**YOUR INSTRUCTIONS**
Scan the records for "JSON". Show the matching lines.

**EXTRACTED RECORDS**
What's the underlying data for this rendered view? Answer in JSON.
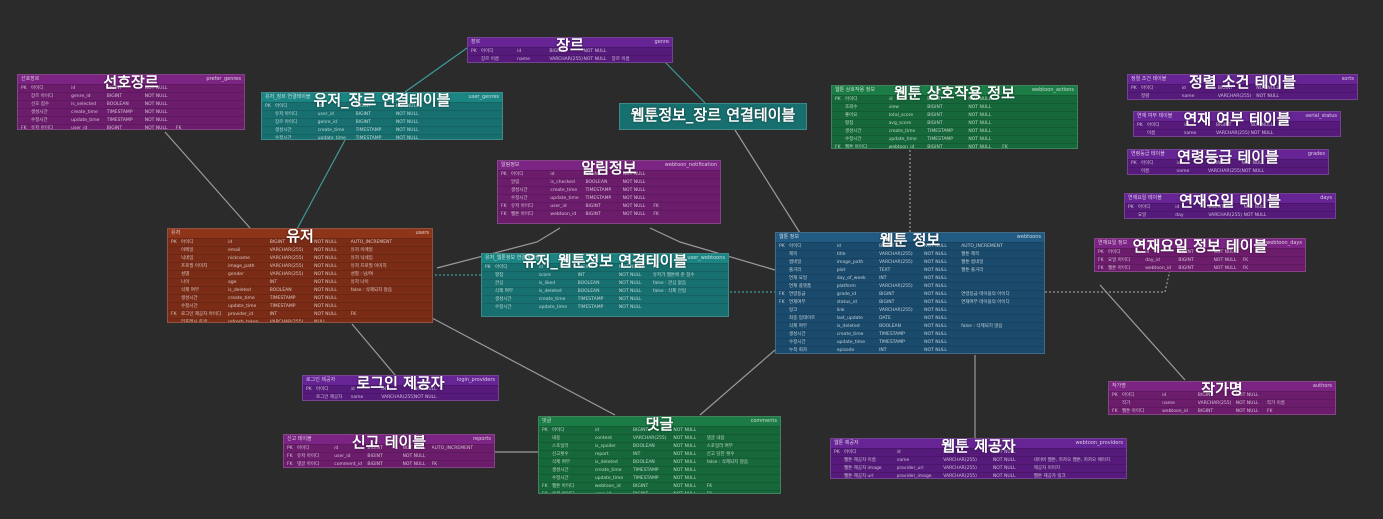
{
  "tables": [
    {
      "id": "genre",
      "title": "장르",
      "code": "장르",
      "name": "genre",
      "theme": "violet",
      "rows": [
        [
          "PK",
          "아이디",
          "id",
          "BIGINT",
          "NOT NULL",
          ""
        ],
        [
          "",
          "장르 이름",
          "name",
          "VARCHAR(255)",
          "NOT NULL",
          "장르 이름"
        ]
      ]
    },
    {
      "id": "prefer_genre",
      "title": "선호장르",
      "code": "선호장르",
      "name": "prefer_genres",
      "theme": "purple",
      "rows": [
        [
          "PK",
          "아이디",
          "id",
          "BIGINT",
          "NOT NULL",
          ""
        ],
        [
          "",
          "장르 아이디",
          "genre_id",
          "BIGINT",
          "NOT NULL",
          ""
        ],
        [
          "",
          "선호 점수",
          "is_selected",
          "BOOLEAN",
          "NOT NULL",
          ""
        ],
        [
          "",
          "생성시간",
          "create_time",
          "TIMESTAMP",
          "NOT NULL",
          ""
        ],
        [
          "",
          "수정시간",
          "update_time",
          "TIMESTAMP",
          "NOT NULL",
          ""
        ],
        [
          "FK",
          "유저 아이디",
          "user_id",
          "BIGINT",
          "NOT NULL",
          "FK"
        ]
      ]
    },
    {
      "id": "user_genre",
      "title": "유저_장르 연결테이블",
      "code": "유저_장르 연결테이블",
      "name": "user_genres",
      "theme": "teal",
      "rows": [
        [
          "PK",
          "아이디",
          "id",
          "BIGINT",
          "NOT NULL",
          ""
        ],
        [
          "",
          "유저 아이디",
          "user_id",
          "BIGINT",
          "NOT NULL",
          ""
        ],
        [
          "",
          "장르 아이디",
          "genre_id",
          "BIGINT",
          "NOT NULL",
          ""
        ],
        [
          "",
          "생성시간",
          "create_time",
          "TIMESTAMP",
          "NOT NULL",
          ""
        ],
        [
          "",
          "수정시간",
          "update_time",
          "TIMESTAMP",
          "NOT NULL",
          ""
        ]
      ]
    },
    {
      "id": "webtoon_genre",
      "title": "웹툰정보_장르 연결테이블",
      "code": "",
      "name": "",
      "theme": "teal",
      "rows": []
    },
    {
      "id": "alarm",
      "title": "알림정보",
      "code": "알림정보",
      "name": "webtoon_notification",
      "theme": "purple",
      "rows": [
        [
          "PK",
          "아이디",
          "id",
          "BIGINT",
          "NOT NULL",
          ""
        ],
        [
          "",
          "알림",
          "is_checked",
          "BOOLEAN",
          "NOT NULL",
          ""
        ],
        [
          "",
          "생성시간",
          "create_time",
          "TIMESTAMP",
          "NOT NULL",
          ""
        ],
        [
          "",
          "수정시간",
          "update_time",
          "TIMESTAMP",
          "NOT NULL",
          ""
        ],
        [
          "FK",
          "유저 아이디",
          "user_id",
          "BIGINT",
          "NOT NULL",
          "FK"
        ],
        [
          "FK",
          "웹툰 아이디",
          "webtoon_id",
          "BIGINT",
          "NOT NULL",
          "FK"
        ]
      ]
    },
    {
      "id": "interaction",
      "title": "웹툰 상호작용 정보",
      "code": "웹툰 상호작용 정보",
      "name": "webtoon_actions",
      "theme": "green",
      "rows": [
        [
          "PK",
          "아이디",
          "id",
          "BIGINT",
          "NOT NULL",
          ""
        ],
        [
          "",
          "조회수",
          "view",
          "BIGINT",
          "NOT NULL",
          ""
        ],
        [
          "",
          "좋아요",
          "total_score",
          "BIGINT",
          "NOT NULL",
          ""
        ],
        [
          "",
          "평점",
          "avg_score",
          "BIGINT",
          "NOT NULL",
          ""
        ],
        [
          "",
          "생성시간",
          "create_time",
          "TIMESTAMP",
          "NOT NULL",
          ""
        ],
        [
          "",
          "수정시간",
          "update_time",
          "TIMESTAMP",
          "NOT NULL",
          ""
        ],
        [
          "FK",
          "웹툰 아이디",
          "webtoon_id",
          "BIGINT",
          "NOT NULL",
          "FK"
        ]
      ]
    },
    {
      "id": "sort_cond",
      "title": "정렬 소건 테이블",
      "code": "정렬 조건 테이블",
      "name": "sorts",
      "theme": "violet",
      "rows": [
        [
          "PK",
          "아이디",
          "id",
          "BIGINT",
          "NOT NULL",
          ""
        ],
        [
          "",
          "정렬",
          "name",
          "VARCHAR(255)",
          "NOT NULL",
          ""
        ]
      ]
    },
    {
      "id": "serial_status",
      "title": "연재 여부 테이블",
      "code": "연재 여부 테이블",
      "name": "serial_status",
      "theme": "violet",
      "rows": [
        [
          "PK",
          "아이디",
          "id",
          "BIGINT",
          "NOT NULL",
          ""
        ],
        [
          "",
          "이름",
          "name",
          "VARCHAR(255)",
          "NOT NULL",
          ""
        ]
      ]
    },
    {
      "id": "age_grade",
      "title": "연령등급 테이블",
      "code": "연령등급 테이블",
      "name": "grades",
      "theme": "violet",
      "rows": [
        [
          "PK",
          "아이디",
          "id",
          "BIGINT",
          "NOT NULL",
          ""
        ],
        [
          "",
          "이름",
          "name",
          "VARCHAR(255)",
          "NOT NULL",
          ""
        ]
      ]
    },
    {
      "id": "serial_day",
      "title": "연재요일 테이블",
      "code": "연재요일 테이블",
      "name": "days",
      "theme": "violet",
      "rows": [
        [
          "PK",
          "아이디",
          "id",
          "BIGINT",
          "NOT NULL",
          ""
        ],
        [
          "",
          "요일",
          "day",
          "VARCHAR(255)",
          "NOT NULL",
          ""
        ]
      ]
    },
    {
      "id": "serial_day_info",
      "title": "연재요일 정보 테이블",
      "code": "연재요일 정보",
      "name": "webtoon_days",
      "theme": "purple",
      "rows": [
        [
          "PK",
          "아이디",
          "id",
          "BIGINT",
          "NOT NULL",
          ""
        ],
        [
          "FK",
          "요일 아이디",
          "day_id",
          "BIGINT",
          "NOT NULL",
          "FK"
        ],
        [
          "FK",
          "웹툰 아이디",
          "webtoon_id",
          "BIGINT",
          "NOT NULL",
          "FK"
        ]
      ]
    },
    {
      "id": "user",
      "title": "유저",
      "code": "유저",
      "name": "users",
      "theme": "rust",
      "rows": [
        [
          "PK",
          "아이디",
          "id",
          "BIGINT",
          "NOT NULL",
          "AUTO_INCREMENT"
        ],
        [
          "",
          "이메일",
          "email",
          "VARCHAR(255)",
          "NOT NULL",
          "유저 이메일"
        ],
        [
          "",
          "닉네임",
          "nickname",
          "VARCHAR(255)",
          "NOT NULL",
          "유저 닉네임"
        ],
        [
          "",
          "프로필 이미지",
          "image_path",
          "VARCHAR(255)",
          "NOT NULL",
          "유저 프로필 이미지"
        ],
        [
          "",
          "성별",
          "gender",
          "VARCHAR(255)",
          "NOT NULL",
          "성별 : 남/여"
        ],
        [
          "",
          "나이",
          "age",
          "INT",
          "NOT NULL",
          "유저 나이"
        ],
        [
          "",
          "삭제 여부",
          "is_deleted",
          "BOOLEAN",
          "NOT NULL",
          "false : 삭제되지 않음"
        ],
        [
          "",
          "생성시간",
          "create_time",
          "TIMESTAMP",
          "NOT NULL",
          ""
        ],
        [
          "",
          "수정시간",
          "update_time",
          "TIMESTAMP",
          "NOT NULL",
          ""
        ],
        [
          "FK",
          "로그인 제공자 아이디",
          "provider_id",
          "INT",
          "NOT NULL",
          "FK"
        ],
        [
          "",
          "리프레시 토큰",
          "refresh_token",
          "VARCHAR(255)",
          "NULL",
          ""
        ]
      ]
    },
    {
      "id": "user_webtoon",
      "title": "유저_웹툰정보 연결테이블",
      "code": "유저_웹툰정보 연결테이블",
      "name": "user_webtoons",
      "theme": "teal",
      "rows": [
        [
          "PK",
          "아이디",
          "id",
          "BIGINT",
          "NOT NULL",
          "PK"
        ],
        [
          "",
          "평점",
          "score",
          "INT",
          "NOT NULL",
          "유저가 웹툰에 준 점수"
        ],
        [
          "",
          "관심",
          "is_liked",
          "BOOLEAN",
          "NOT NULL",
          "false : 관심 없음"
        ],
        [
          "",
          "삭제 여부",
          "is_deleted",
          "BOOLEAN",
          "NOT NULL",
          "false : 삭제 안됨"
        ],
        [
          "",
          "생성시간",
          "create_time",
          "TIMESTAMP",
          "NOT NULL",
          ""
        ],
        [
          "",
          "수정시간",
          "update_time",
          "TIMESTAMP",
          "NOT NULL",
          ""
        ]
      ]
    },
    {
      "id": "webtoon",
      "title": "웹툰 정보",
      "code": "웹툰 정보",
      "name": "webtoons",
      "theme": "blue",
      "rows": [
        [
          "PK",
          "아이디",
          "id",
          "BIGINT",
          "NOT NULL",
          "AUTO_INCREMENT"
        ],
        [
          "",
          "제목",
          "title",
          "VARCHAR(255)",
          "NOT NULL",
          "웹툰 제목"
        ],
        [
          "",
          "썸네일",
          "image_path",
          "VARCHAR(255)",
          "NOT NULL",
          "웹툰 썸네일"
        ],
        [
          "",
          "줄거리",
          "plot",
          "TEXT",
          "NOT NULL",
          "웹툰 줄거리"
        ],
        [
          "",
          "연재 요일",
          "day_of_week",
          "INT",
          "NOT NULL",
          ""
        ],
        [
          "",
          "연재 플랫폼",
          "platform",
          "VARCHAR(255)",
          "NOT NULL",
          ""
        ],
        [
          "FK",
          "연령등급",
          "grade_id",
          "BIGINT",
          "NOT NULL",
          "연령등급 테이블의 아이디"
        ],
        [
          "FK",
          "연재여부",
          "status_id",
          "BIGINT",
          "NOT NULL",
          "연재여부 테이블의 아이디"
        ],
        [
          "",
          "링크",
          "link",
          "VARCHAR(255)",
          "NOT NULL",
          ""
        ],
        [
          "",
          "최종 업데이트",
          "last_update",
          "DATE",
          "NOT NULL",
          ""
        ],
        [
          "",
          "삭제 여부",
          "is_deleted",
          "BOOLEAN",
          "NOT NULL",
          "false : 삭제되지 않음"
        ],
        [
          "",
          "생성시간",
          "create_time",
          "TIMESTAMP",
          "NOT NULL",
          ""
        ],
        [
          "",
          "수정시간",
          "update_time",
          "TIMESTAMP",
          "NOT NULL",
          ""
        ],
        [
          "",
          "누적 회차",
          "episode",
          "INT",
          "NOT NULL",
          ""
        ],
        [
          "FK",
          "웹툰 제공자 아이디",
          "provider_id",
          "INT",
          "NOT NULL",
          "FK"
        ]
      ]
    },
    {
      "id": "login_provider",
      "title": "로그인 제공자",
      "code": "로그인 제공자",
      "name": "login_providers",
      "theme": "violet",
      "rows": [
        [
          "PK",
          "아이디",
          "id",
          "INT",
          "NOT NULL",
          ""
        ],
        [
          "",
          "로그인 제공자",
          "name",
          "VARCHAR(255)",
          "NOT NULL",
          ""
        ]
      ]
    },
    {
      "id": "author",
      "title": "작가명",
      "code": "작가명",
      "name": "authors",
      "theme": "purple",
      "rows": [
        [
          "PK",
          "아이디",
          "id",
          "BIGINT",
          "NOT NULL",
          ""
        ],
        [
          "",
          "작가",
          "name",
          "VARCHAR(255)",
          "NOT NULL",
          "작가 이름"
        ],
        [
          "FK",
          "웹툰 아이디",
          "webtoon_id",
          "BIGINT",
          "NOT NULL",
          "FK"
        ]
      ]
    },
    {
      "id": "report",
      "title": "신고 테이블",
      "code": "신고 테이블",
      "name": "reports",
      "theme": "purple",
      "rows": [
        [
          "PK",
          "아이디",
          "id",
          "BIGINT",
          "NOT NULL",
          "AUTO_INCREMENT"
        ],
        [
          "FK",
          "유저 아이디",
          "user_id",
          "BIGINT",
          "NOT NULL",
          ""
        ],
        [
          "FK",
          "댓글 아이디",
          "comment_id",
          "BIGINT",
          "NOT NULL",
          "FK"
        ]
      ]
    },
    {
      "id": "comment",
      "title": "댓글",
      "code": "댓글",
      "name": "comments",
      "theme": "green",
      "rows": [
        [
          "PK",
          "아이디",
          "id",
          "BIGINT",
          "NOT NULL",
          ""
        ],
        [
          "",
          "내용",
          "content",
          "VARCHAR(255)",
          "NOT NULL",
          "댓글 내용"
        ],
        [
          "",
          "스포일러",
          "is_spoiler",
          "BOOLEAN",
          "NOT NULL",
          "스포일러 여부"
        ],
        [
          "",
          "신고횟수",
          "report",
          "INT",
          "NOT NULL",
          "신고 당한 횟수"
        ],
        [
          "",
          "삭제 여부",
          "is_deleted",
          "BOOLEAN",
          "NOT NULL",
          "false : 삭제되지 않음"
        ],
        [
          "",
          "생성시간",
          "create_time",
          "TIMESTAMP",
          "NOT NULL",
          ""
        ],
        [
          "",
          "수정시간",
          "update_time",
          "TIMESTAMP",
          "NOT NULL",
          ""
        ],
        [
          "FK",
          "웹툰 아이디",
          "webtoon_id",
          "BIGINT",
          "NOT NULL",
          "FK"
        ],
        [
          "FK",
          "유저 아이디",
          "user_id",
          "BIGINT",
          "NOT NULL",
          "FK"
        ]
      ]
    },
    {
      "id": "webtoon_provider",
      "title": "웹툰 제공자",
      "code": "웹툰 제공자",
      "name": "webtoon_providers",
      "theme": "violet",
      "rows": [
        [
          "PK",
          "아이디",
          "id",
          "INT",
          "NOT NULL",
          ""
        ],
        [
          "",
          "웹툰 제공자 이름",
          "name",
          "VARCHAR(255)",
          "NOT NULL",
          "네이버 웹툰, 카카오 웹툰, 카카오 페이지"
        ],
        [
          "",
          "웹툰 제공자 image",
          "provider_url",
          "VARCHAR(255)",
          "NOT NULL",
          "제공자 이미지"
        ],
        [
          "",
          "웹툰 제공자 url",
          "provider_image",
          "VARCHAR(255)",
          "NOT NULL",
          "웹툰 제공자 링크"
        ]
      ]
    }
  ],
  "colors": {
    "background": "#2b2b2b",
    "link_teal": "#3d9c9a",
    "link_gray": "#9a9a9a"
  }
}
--
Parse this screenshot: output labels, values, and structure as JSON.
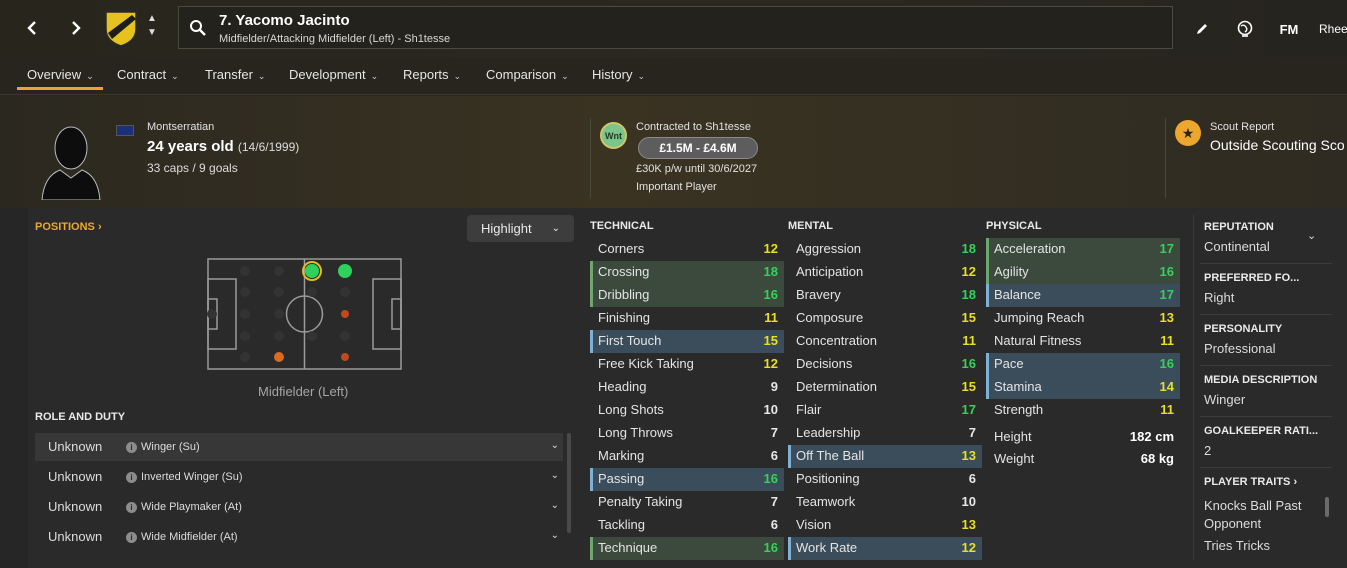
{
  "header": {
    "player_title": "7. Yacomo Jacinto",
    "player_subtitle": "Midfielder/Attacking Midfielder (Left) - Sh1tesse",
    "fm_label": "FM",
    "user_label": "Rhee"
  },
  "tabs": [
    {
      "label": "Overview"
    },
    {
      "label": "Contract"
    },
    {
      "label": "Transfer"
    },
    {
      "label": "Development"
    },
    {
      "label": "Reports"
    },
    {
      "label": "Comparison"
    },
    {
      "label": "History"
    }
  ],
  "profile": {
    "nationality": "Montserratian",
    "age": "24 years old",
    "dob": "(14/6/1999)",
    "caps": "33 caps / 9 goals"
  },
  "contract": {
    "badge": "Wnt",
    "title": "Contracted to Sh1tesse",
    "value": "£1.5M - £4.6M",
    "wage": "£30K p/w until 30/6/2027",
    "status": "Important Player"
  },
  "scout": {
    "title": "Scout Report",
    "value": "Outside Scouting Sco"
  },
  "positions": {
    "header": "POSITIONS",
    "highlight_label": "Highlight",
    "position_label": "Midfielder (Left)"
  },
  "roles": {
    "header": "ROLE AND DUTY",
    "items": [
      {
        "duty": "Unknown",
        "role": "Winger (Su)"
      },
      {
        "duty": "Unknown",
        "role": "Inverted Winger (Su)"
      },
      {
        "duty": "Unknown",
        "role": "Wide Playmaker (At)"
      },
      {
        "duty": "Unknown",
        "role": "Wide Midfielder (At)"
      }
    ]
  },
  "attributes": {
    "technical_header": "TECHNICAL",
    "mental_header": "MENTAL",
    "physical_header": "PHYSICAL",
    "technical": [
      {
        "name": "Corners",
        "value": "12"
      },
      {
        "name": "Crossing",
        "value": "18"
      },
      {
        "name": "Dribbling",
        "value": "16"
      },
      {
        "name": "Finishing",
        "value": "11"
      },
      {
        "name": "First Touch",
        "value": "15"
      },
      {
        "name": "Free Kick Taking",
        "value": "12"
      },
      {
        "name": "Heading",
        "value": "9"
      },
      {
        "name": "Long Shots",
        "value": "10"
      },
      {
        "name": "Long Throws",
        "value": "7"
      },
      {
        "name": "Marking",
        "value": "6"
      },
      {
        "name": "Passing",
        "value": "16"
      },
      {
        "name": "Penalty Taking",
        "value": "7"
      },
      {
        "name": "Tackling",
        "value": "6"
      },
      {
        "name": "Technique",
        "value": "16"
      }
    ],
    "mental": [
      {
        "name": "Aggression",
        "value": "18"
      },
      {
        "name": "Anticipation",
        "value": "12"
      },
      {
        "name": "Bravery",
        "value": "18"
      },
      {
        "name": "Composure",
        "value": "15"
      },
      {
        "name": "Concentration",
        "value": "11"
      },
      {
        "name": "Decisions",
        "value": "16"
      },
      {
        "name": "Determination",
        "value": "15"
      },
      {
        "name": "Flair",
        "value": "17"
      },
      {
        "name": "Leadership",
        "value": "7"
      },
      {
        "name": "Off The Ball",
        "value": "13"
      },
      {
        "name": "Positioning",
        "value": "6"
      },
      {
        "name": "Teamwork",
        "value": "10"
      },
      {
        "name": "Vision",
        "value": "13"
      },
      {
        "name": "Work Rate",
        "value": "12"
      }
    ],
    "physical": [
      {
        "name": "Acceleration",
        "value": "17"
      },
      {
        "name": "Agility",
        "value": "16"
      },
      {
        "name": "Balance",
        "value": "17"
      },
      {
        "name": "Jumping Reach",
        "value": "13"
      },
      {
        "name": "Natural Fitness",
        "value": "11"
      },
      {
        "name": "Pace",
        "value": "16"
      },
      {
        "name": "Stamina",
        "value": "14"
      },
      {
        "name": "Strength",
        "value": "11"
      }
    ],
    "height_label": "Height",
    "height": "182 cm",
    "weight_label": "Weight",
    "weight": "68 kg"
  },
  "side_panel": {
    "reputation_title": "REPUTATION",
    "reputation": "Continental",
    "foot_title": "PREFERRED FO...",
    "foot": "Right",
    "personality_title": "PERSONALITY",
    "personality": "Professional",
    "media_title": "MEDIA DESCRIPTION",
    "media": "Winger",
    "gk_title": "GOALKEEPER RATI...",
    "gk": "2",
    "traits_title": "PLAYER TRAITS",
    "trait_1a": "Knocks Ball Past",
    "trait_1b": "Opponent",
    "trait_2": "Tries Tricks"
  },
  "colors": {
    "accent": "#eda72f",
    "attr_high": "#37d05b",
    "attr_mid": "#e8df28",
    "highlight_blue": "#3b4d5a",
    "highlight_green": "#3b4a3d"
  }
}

**TASK OUTPUT**
What's the underlying data for this rendered view? Answer in JSON.
Parse this screenshot: output labels, values, and structure as JSON.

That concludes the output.